(Stored items)
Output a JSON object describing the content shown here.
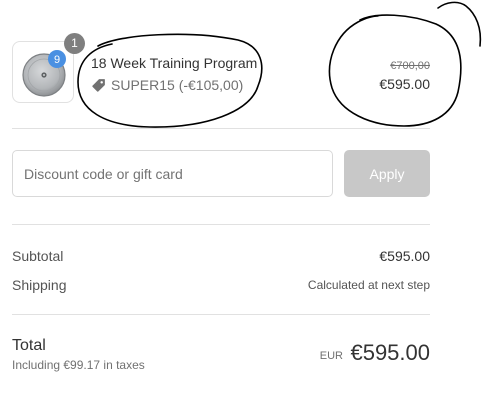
{
  "line_item": {
    "quantity": "1",
    "product_title": "18 Week Training Program",
    "discount_code_label": "SUPER15 (-€105,00)",
    "original_price": "€700,00",
    "price": "€595.00",
    "thumbnail_badge": "9"
  },
  "discount_form": {
    "placeholder": "Discount code or gift card",
    "apply_label": "Apply"
  },
  "summary": {
    "subtotal_label": "Subtotal",
    "subtotal_value": "€595.00",
    "shipping_label": "Shipping",
    "shipping_value": "Calculated at next step",
    "total_label": "Total",
    "tax_note": "Including €99.17 in taxes",
    "currency": "EUR",
    "total_value": "€595.00"
  },
  "colors": {
    "badge_blue": "#4a90e2",
    "quantity_badge": "#7f7f7f",
    "apply_disabled": "#c8c8c8",
    "annotation_ink": "#000000"
  },
  "icons": {
    "discount_tag": "tag-icon",
    "product_image": "product-thumbnail"
  }
}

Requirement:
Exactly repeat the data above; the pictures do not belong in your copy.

Task result:
Output a JSON object describing the content shown here.
{
  "line_item": {
    "quantity": "1",
    "product_title": "18 Week Training Program",
    "discount_code_label": "SUPER15 (-€105,00)",
    "original_price": "€700,00",
    "price": "€595.00",
    "thumbnail_badge": "9"
  },
  "discount_form": {
    "placeholder": "Discount code or gift card",
    "apply_label": "Apply"
  },
  "summary": {
    "subtotal_label": "Subtotal",
    "subtotal_value": "€595.00",
    "shipping_label": "Shipping",
    "shipping_value": "Calculated at next step",
    "total_label": "Total",
    "tax_note": "Including €99.17 in taxes",
    "currency": "EUR",
    "total_value": "€595.00"
  },
  "colors": {
    "badge_blue": "#4a90e2",
    "quantity_badge": "#7f7f7f",
    "apply_disabled": "#c8c8c8",
    "annotation_ink": "#000000"
  },
  "icons": {
    "discount_tag": "tag-icon",
    "product_image": "product-thumbnail"
  }
}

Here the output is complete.